What else emerged from this 65th incarnation? Roczen, as said, was superb and Honda’s works bike can certainly get off the line as Bobryshev was able to be a protagonist despite not being fully fit and being smashed in the face by a rock in the first moto. Team Italy could only take consolation for Davide Guarneri’s decent showing to fourth in the MX Open class as Alex Lupino crashed heavily and Tony Cairoli misjudged the ground on the first corner and also went down. A second fall while clawing back through the field completely smashed his handlebars and also caused a fracture to his left scaphoid; a truly draining and testing two weeks for the MX1 World Champion.
Australia celebrates its first career MXoN podium.
Photo: Ray Archer
Team Belgium achieved their top five goal—and full credit to Mavin Van Daele, a postman by trade, for his ninth place finish overall in MX1. Team Germany were undone by Danny Siegl’s second moto DNF; the rider was a late replacement for factory KTM star Max Nagl.
The important factor in Team USA’s comeback from the points deficit was highlighted by both Roger De Coster and Dungey. “In 2009 and 2010 we were going into the last race and I remembered what I said at the beginning of the day to Blake and Ryan and that’s to never give up,” said the outgoing Suzuki racer. “It will go down to the wire and it always has. That never say die mentality was there the whole day.”

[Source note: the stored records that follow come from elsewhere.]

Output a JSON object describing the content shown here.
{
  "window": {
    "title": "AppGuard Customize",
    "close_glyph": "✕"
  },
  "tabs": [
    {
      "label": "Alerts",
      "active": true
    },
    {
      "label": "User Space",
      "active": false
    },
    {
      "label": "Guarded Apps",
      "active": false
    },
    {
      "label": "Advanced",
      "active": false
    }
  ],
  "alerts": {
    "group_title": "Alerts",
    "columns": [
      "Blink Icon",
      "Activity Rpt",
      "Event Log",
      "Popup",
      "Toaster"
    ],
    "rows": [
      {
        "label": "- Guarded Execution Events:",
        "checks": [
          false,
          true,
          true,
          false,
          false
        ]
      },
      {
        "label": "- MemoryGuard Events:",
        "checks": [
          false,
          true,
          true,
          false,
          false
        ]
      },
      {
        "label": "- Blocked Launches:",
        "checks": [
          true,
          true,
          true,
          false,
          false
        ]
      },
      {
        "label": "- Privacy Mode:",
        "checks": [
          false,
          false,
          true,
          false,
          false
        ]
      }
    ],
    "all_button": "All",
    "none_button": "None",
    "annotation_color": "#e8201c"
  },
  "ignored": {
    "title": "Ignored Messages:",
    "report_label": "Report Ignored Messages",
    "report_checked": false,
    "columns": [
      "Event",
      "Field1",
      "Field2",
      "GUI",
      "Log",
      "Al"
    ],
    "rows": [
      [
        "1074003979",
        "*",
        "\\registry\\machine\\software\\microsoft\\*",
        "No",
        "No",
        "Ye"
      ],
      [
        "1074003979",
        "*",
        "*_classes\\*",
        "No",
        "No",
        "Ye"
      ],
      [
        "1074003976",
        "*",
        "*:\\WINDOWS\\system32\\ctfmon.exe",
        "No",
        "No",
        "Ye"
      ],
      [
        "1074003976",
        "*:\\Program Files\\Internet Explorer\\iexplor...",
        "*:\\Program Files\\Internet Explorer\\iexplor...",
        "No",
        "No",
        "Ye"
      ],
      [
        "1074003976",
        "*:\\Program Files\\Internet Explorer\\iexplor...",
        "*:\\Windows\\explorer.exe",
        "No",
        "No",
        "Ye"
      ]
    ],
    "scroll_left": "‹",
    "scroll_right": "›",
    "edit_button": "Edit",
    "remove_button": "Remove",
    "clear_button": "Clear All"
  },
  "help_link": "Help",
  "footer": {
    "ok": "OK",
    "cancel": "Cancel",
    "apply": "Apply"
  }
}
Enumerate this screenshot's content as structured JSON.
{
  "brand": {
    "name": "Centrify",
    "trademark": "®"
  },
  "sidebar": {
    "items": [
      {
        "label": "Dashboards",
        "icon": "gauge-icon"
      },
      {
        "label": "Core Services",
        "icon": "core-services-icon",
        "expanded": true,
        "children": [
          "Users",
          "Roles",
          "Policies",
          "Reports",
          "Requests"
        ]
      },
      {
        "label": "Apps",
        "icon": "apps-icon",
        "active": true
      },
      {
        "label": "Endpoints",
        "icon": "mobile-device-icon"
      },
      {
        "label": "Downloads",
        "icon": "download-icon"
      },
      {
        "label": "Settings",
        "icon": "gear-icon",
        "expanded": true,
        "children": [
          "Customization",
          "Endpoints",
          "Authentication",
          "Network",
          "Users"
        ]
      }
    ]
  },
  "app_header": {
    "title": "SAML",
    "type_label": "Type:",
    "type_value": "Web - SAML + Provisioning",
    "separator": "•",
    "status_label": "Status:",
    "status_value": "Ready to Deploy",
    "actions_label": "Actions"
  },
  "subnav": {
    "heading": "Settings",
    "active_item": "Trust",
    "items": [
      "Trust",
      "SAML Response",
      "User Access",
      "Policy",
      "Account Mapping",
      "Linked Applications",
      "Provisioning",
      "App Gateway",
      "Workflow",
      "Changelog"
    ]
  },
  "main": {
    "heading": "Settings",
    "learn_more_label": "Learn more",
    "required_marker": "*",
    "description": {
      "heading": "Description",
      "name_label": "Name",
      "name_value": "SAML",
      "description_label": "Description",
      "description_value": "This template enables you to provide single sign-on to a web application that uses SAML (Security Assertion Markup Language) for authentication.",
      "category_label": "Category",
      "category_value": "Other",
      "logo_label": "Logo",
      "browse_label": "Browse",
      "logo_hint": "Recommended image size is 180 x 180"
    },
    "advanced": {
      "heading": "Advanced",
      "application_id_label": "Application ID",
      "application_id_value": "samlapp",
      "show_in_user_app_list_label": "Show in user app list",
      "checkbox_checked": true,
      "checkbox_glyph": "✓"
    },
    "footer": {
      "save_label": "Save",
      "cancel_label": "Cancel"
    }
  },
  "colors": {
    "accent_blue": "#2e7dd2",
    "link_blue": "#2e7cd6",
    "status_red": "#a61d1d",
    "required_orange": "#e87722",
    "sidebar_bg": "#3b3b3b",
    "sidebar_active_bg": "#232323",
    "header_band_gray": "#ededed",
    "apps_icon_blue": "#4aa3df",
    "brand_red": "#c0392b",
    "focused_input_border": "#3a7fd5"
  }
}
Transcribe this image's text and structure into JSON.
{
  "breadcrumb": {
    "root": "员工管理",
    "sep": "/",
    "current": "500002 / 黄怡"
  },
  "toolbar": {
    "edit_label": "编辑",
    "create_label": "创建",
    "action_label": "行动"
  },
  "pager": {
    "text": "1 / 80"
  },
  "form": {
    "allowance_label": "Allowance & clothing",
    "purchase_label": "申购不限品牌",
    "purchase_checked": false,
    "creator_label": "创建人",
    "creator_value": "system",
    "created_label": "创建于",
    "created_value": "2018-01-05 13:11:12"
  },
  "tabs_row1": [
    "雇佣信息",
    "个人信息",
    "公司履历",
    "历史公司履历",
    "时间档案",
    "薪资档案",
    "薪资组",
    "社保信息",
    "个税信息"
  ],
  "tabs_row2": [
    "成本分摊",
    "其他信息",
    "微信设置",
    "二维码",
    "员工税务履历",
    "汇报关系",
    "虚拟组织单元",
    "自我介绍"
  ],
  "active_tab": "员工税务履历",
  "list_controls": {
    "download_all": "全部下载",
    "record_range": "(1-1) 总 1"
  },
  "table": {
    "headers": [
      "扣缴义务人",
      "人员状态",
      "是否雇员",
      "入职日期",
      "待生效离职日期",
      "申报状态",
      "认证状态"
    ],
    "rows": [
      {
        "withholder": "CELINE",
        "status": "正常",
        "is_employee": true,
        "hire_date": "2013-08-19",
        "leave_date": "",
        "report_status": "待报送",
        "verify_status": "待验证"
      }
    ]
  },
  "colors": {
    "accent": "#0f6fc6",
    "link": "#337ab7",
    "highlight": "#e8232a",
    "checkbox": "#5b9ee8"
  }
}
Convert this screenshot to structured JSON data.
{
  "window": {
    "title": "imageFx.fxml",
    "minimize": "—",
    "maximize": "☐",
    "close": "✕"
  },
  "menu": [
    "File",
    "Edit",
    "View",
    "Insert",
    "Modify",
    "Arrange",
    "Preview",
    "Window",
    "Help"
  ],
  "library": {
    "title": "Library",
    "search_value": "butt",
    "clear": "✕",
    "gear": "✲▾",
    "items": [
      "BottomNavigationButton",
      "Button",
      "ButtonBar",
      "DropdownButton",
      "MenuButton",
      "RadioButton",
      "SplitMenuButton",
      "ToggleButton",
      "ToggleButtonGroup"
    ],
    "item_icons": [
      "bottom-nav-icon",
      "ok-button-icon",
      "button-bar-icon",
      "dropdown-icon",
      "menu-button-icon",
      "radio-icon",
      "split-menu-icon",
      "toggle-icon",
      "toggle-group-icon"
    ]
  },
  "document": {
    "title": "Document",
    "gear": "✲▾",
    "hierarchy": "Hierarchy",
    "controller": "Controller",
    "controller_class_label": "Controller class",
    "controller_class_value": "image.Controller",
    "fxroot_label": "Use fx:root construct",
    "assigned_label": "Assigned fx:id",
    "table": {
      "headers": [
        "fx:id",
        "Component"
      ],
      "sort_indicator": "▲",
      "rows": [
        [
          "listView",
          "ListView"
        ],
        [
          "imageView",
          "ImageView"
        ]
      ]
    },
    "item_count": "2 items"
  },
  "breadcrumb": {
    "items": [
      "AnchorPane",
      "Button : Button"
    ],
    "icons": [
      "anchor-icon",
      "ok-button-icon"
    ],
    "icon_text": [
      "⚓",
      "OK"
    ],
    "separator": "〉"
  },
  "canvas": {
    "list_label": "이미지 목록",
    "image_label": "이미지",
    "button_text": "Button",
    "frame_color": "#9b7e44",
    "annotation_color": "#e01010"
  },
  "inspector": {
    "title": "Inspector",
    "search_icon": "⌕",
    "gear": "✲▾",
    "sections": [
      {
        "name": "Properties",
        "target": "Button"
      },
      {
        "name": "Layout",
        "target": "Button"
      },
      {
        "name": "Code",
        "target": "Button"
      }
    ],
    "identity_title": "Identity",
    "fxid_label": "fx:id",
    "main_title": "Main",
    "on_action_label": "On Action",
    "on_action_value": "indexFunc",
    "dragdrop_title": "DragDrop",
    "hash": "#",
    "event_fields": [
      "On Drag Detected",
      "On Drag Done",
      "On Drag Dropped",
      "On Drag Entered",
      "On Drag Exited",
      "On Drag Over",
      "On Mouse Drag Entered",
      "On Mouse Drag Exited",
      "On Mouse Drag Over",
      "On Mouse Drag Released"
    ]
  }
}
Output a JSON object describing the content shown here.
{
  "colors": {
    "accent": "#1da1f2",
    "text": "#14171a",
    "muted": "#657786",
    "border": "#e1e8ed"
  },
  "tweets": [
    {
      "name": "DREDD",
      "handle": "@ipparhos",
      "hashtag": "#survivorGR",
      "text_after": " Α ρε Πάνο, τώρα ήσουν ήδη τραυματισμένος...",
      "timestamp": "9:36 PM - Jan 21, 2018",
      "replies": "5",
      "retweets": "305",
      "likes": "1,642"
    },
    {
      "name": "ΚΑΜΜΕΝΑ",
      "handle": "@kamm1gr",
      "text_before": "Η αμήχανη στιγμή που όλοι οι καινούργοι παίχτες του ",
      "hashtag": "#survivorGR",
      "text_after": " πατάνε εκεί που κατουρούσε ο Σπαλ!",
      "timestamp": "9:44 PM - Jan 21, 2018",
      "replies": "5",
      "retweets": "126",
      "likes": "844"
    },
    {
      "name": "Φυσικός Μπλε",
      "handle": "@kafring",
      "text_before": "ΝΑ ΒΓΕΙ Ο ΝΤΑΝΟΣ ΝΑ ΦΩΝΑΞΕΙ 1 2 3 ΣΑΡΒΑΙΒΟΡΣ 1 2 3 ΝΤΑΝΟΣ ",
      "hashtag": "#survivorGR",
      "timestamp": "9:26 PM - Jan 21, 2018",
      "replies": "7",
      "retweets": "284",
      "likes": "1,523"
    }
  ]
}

After a lengthy AMA season indoors and out and an intense FIM World Championship the motocross campaign can now down-tools with only a few scattered national series left to run and, of course, the novel Monster Energy Cup will take over Vegas in the middle of next month.
The 2011 Motocross of Nations podium.
Photo: Ray Archer
1. Ken Roczen, KTM, GER;
2. Marvin Musquin, KTM, FRA;
3. Joel Roelants, KTM, BEL;
4. Blake Baggett, Kawasaki, USA;
5. Dean Wilson, Kawasaki, GBR;
6. Donny Bastemeijer, Honda, NED;
7. Shannon Terreblance, Honda, RSA;
8. Stuart Edmonds, TM, IRL;
9. Priit Ratsep, Honda, EST;
10. Aleksandr Tonkov, Yamaha, RUS
1. Ryan Dungey, Suzuki, USA;
2. Tyla Rattray, Kawasaki, RSA;
3. Tommy Searle, Kawasaki, GBR;
4. Chad Reed, Honda, AUS;
5. Tanel Leok, TM, EST;
6. Jonathan Barragan, Kawasaki, SPA;
7. Rui Goncalves, Honda, POR;
8. Yoshi Atsuta, Suzuki, JPN;
9. Marvin Van Daele, Honda, BEL;
10. Antti Pyrhonen, Honda, FIN
MX Open Classification
1. Ryan Villopoto, Kawasaki, USA;
2. Gautier Paulin, Yamaha, FRA;
3. Jeffrey Herlings, KTM, NED;
4. Davide Guarneri, Kawasaki, ITA
5. Kevin Strijbos, Suzuki, BEL
6. Brett Metcalfe, Suzuki, AUS
7. Arnaud Tonus, Yamaha, SUI
8. Gareth Swanepoel, Yamaha, RSA
9. Carlos Campano, Yamaha, SPA
10. Brad Anderson, Honda, GBR
65th Motocross of Nations Classification
1. USA, 26 points; 2. France 39p; 3. Australia 44p; 4. Great Britain 46p; 5. Belgium 54p; 6. South Africa 56p; 7. Germany 58p; 8. Spain 58p; 9. Netherlands 81p; 10. Estonia 86p; 13. Japan 98p